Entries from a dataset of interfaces
---

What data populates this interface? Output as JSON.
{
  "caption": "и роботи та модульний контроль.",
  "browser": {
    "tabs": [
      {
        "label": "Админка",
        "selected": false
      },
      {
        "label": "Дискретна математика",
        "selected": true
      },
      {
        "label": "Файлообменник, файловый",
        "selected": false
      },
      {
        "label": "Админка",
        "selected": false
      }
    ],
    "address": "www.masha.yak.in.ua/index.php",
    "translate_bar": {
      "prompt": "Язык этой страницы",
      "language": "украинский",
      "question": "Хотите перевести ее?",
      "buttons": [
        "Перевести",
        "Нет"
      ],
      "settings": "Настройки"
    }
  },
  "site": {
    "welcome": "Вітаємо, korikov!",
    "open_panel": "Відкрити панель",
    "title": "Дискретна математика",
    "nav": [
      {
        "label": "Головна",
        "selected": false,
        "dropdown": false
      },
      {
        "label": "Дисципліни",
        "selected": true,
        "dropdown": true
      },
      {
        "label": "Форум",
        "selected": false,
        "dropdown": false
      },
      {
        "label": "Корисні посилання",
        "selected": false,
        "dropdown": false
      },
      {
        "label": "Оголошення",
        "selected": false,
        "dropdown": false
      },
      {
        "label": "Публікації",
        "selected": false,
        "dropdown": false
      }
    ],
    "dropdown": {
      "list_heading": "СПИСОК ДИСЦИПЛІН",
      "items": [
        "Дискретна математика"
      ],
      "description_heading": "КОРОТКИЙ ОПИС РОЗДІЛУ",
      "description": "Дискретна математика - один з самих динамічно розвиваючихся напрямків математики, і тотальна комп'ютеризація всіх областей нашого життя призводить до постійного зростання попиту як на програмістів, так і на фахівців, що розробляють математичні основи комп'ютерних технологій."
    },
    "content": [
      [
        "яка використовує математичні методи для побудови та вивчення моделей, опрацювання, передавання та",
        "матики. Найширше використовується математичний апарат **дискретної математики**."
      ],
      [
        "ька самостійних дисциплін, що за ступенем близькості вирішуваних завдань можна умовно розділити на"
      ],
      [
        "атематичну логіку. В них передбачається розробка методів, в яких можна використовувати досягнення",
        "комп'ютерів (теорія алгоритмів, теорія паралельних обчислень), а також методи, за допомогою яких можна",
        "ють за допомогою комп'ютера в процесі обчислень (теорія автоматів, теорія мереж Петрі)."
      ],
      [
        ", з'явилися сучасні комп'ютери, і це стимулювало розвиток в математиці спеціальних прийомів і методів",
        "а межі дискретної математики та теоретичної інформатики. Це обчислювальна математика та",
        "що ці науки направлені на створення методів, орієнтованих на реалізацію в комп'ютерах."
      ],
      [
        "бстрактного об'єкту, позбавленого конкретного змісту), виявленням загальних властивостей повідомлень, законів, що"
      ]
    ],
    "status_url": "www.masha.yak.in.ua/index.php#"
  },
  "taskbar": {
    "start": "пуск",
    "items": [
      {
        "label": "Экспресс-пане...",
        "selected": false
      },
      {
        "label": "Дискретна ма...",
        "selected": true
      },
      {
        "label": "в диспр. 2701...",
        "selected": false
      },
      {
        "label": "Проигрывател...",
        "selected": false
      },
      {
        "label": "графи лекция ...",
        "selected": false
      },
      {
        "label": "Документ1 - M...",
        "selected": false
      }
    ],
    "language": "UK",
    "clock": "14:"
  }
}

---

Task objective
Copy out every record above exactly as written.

Exercise solution
What data populates this interface? Output as JSON.
{
  "caption": "и роботи та модульний контроль.",
  "browser": {
    "tabs": [
      {
        "label": "Админка",
        "selected": false
      },
      {
        "label": "Дискретна математика",
        "selected": true
      },
      {
        "label": "Файлообменник, файловый",
        "selected": false
      },
      {
        "label": "Админка",
        "selected": false
      }
    ],
    "address": "www.masha.yak.in.ua/index.php",
    "translate_bar": {
      "prompt": "Язык этой страницы",
      "language": "украинский",
      "question": "Хотите перевести ее?",
      "buttons": [
        "Перевести",
        "Нет"
      ],
      "settings": "Настройки"
    }
  },
  "site": {
    "welcome": "Вітаємо, korikov!",
    "open_panel": "Відкрити панель",
    "title": "Дискретна математика",
    "nav": [
      {
        "label": "Головна",
        "selected": false,
        "dropdown": false
      },
      {
        "label": "Дисципліни",
        "selected": true,
        "dropdown": true
      },
      {
        "label": "Форум",
        "selected": false,
        "dropdown": false
      },
      {
        "label": "Корисні посилання",
        "selected": false,
        "dropdown": false
      },
      {
        "label": "Оголошення",
        "selected": false,
        "dropdown": false
      },
      {
        "label": "Публікації",
        "selected": false,
        "dropdown": false
      }
    ],
    "dropdown": {
      "list_heading": "СПИСОК ДИСЦИПЛІН",
      "items": [
        "Дискретна математика"
      ],
      "description_heading": "КОРОТКИЙ ОПИС РОЗДІЛУ",
      "description": "Дискретна математика - один з самих динамічно розвиваючихся напрямків математики, і тотальна комп'ютеризація всіх областей нашого життя призводить до постійного зростання попиту як на програмістів, так і на фахівців, що розробляють математичні основи комп'ютерних технологій."
    },
    "content": [
      [
        "яка використовує математичні методи для побудови та вивчення моделей, опрацювання, передавання та",
        "матики. Найширше використовується математичний апарат **дискретної математики**."
      ],
      [
        "ька самостійних дисциплін, що за ступенем близькості вирішуваних завдань можна умовно розділити на"
      ],
      [
        "атематичну логіку. В них передбачається розробка методів, в яких можна використовувати досягнення",
        "комп'ютерів (теорія алгоритмів, теорія паралельних обчислень), а також методи, за допомогою яких можна",
        "ють за допомогою комп'ютера в процесі обчислень (теорія автоматів, теорія мереж Петрі)."
      ],
      [
        ", з'явилися сучасні комп'ютери, і це стимулювало розвиток в математиці спеціальних прийомів і методів",
        "а межі дискретної математики та теоретичної інформатики. Це обчислювальна математика та",
        "що ці науки направлені на створення методів, орієнтованих на реалізацію в комп'ютерах."
      ],
      [
        "бстрактного об'єкту, позбавленого конкретного змісту), виявленням загальних властивостей повідомлень, законів, що"
      ]
    ],
    "status_url": "www.masha.yak.in.ua/index.php#"
  },
  "taskbar": {
    "start": "пуск",
    "items": [
      {
        "label": "Экспресс-пане...",
        "selected": false
      },
      {
        "label": "Дискретна ма...",
        "selected": true
      },
      {
        "label": "в диспр. 2701...",
        "selected": false
      },
      {
        "label": "Проигрывател...",
        "selected": false
      },
      {
        "label": "графи лекция ...",
        "selected": false
      },
      {
        "label": "Документ1 - M...",
        "selected": false
      }
    ],
    "language": "UK",
    "clock": "14:"
  }
}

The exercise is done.